Guaram's successor, the second presiding prince Stephen I (Stephanoz I), reoriented his politics towards Persia in a quest to reunite a divided Iberia, a goal he seems to have accomplished, but this cost him his life when the Byzantine emperor Heraclius attacked Tbilisi in 626,[11] during the Byzantine–Sasanian War of 602–628, marking the definite Byzantine predominance in most of Georgia by 627-628 at the expense of the Sasanids until the Muslim conquest of Persia.[12]

Sasanian governors of Iberia

See also


  1. Rapp 2003, p. 12.
  2. Toumanoff, Cyril (1963). Studies in Christian Caucasian history. Georgetown University Press. p. 149. (...) Sasanian diplomacy was successful in securing, at that very time, the throne of Iberia for a branch of the Iranian house of Mihran (...)
  3. Rapp, Stephen H. (2003). Corpus scriptorum christianorum orientalium: Subsidia. Peeters Publishers. p. 154. ISBN 978-9042913189. Mirian III, the first Christian king of the K'art'velians. He was a Mihranid Iranian prince who became king through his marriage to a K'art'velian princess.
  4. Bowman, Alan; Peter, Garnsey; Cameron, Averill (2005). The Cambridge Ancient History: Volume 12, The Crisis of Empire, AD 193-337. Cambridge University Press. p. 489. ISBN 978-0521301992. In 284 the Iberian throne passed to Meribanes III, a member of the Iranian Mihranid family.
  5. Lenski, Noel. (2003) Failure of Empire: Valens and the Roman State in the Fourth Century A.D. University of California Press. ISBN 978-0520928534 "(...) they successfully asserted their claim by crowning a Persian dynast named Mirian III. Mirian, founder of the Mihranid dynasty, which ruled Iberia into the sixth century (...)"
  6. Lenski, Noel. (2003) Failure of Empire: Valens and the Roman State in the Fourth Century A.D. University of California Press.

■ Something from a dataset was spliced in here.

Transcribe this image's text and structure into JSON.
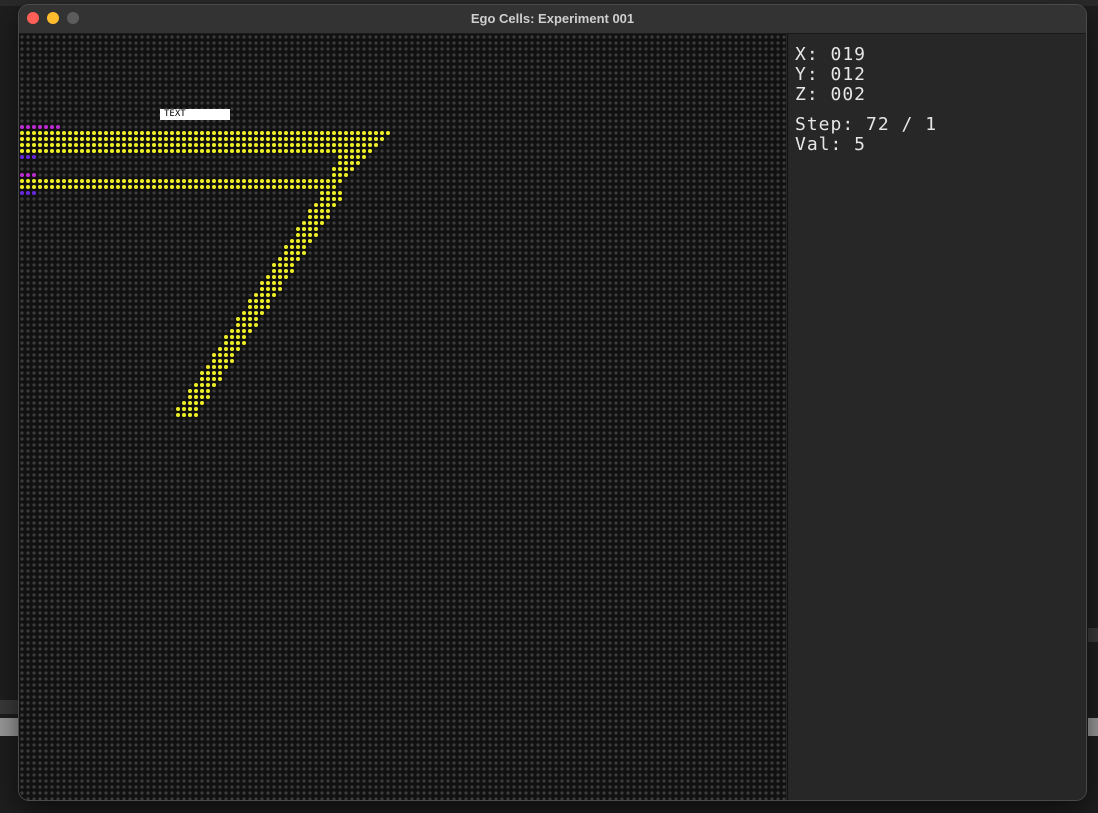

ISBN 978-0520928534 "(...) they successfully asserted their claim by crowning a Persian dynast named Mirian III. Mirian, founder of the Mihranid dynasty, which ruled Iberia into the sixth century (...)"
  7. 1 2 Rayfield 2013, p. 51.
  8. 1 2 3 Suny 1994, p. 25.
  9. Yarshater 2001, p. 465.
  10. Mikaberidze 2015, p. 529.
  11. Suny 1994, p. 26.
  12. Mikaberidze 2015, p. 28.


This article is issued from Wikipedia - version of the 9/25/2016. The text is available under the Creative Commons Attribution/Share Alike but additional terms may apply for the media files.